I remember turning to Rishe at either 0-3 or 1-4 and saying "It's ok. It's ok. It's only one break." And at one point I muttered under my breath "Come on, Sam. Just like Paris," referring to the Justine match where she lost three straight games in the third set only to steel herself and win the set. Even when she was down match points (four times), I, as a fan, wasn't accepting that it was over. "Come on, Sammy. This point. Right here."
Sam played those match points courageously. That was the difference. Elena, really, should have converted the first one she had but she pushed the forehand juuuuuuuuuuust wide. But I absolutely loved how Sam played the other three. She ran around a forehand and crushed it down the line to set up an eventual winner, she came to the net, she hit a tough slice that barely cleared the net. It was gutsy stuff from a kid who, despite her great wins, isn't exactly known as a "gutsy" player.

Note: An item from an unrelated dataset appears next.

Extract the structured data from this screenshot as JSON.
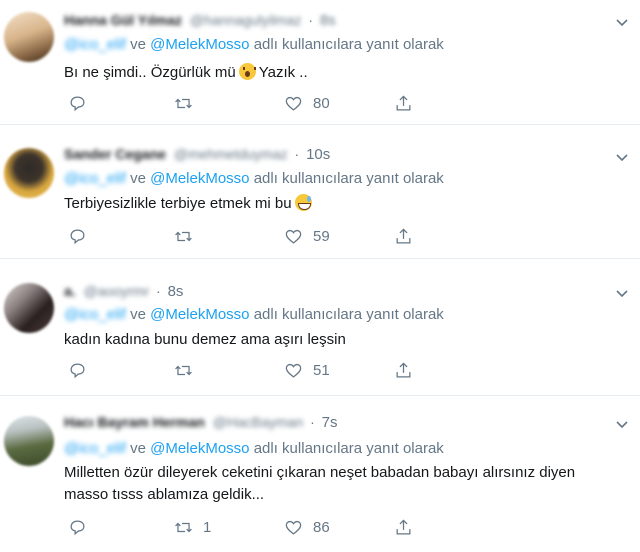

It's kind of an amazing thing as a tennis fan to see one of your favorite players grown into themselves. To mature and, in Sam's case, change her story. Long thought of as the laid-back Aussie who was content to play doubles but would crack under any pressure, even feather light, that lay on her shoulders (let's face it, she cracked under the pressure of HIT FOR HAITI for criminy sakes), she's somehow morphed into a confident, fiery competitor who plays through until the handshake. And it says a lot that her belief is contagious.
So yeah, she did it. She came back from 0-3 down and then from 3-5 down, saved four match points, and rebounded after failing to serve it out at 6-5, to handily take the tiebreaker. And I screamed. Lord did I scream. Hell, everyone was screaming, as the StoBros made sure that everyone in that stadium was an Aussie for the night. It was a fantastic match, best ladies match of the tournament so far and I would not be surprised if it's the best ladies match of the tournament once all is said and done. There were so many points that just compelled you to applaud, regardless of your rooting interests.
And I was absolutely gutted for Elena. Really, I was. Sammy made her earn it on those match points and she just couldn't do it. She choked and she got tight. And she knew it was happening and she couldn't stop it. She was the better player for much of the night. She won 107 points. Sam won 106. Such is tennis.
It sucks that these two had to play so early. I really thought Elena played well enough to deserve more than a fourth-round loss.
But thanks, Sam, for redeeming my day. In return, I'll be in the upper rafters tonight, cheering you on as best I can against Kim (another match that seems like it's happening way too early). But whatever happens, know this: I've had a great time.
So that was my 14 hours of navigating earth, purgatory, hell, and heaven. I got home and immediately fell asleep with the lights on in my clothes. The adrenaline high? Amazing. The adrenaline crash? Coma inducing.
This is our lot, tennis fans. Embrace the chaos.